**Action item**
Report every line from the material that contains the word "price".

**Entries supplied**

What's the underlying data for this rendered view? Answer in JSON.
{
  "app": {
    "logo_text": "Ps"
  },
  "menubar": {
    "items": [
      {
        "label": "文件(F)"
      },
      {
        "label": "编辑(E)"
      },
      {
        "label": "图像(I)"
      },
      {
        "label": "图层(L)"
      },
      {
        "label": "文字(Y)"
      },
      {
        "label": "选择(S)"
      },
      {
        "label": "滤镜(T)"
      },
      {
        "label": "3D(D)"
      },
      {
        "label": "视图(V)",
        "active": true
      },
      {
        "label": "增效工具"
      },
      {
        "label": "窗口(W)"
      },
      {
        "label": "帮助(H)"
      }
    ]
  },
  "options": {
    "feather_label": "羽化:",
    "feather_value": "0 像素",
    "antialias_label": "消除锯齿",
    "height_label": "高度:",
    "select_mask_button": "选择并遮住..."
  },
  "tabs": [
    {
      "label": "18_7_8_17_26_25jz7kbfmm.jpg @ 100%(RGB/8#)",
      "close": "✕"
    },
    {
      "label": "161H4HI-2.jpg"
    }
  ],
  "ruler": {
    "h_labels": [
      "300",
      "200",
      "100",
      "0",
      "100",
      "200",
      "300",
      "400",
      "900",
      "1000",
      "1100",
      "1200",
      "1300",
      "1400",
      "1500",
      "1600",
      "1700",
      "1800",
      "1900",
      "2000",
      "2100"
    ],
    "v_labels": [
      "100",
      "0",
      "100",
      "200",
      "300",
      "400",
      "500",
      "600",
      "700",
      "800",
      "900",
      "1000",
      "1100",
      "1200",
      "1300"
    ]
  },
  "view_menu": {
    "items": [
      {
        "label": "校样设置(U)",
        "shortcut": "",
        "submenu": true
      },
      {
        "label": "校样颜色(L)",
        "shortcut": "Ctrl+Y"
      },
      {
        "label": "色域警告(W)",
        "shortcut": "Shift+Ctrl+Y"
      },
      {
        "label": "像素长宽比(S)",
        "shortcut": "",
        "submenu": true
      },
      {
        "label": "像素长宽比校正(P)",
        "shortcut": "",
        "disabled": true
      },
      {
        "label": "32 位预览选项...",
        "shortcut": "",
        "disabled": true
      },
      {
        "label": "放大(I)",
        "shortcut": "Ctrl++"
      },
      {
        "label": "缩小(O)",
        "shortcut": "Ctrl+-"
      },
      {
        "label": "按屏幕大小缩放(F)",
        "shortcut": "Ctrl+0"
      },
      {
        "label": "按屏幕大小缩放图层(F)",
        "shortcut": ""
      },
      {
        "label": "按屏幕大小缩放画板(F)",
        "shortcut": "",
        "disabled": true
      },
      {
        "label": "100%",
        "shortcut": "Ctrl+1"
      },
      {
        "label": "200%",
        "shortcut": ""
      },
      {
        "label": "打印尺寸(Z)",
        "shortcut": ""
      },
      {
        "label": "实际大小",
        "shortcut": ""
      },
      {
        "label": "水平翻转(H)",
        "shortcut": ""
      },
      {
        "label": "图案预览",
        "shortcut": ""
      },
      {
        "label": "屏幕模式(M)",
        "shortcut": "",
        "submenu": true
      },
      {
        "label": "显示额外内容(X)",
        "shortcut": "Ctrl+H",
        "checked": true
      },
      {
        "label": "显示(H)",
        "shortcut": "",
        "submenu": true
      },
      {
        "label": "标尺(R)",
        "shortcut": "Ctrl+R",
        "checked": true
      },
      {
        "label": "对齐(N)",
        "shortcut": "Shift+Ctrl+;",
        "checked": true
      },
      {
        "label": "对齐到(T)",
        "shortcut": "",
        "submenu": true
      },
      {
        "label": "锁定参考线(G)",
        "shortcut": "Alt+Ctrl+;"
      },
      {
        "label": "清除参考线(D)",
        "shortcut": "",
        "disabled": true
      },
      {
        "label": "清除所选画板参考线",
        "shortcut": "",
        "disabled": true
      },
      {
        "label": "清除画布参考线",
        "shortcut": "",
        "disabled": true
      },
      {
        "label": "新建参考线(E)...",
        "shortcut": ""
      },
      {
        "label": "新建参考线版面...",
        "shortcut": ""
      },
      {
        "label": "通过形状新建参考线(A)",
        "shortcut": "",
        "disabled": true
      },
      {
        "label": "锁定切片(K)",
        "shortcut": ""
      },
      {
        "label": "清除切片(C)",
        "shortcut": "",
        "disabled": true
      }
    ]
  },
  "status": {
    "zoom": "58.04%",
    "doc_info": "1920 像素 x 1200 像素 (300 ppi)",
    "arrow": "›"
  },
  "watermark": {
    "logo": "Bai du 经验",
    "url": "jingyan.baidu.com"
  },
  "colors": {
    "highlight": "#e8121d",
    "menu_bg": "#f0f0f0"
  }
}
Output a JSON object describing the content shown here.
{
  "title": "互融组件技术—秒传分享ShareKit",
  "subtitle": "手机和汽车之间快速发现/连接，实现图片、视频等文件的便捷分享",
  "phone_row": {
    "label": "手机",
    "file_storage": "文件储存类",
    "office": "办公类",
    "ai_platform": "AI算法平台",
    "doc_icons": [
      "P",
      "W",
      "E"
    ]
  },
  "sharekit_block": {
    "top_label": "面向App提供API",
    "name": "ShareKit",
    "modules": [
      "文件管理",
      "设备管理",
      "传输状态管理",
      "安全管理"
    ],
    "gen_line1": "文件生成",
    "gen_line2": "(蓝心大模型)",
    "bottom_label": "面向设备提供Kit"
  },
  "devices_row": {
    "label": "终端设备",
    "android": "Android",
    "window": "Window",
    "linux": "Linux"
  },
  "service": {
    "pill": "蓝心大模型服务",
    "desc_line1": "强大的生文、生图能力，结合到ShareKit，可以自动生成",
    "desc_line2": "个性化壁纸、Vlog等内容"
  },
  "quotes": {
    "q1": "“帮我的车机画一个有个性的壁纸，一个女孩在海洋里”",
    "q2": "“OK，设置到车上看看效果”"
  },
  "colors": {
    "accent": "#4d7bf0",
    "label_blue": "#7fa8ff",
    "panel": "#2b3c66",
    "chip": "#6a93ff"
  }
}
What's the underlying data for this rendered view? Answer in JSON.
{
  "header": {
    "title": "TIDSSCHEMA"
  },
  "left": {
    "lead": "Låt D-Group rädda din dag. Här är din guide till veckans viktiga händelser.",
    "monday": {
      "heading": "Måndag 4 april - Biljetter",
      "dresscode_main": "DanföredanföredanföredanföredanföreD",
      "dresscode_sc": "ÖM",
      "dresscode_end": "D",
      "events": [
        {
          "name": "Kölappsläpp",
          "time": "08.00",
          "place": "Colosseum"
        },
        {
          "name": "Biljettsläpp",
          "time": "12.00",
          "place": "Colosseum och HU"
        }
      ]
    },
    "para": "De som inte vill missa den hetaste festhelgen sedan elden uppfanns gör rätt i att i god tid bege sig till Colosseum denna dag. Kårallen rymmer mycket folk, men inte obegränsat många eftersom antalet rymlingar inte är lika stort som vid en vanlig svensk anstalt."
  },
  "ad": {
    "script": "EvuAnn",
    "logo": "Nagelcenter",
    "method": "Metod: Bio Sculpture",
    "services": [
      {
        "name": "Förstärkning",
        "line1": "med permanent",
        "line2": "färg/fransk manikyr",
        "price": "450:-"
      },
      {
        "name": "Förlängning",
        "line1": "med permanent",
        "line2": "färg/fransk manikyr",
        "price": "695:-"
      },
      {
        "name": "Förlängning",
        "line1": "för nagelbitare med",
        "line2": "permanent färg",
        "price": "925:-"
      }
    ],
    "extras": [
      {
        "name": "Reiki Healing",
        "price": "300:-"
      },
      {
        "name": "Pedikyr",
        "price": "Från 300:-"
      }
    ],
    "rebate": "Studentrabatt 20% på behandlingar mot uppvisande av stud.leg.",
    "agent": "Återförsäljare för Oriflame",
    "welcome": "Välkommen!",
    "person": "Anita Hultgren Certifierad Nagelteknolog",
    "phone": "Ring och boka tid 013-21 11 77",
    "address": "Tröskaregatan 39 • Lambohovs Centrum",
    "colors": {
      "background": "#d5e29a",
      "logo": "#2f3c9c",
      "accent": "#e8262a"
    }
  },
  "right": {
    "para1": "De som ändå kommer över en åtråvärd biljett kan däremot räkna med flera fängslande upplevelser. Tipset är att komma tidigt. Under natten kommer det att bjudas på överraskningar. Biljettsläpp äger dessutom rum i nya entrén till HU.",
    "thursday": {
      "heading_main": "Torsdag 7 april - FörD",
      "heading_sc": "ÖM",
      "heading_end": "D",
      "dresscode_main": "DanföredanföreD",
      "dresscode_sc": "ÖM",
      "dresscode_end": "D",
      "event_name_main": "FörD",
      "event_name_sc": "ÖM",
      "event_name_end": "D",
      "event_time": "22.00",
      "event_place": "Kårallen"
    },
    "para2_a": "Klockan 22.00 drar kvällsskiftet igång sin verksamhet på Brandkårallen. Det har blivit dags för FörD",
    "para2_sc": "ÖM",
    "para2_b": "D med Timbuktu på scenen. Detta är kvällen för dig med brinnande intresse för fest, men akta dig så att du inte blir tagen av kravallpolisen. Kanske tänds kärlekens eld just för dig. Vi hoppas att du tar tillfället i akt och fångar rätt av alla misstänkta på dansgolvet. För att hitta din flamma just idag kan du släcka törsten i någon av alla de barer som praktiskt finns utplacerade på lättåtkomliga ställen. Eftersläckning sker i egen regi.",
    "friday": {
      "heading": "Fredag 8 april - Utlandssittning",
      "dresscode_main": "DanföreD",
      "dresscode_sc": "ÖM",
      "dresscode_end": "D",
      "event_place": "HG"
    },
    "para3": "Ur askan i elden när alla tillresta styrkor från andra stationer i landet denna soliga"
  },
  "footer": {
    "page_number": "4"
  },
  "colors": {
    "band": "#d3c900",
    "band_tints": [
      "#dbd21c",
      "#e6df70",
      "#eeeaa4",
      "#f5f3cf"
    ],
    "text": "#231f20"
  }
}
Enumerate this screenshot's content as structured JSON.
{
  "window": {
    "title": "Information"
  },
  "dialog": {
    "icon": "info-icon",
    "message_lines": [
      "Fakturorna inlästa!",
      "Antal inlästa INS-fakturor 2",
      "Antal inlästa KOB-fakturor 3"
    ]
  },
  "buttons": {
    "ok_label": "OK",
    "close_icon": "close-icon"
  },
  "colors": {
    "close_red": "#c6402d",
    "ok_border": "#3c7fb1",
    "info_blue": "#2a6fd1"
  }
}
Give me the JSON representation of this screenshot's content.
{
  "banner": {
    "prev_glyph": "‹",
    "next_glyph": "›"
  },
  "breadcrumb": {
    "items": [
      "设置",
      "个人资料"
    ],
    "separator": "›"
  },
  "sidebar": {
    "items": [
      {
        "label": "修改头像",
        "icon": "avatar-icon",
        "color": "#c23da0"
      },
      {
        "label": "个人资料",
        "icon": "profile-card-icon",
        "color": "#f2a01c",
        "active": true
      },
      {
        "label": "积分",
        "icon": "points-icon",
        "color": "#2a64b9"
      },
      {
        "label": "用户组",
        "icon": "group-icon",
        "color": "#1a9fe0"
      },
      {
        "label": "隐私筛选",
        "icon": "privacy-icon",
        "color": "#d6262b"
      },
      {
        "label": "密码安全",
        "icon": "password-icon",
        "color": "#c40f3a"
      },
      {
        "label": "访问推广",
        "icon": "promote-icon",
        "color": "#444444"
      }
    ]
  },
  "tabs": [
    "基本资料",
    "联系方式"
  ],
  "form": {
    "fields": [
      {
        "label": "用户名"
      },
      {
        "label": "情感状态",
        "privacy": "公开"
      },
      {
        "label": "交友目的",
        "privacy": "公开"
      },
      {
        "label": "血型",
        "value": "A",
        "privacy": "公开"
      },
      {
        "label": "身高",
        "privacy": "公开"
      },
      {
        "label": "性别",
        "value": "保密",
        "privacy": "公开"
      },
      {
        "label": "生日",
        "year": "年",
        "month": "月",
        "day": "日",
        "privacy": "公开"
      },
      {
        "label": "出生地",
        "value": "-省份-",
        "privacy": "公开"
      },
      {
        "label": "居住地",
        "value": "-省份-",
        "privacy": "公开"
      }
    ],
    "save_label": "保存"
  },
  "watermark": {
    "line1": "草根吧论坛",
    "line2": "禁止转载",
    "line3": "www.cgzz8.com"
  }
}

**Answer to the problem**
        "price": "450:-"
        "price": "695:-"
        "price": "925:-"
        "price": "300:-"
        "price": "Från 300:-"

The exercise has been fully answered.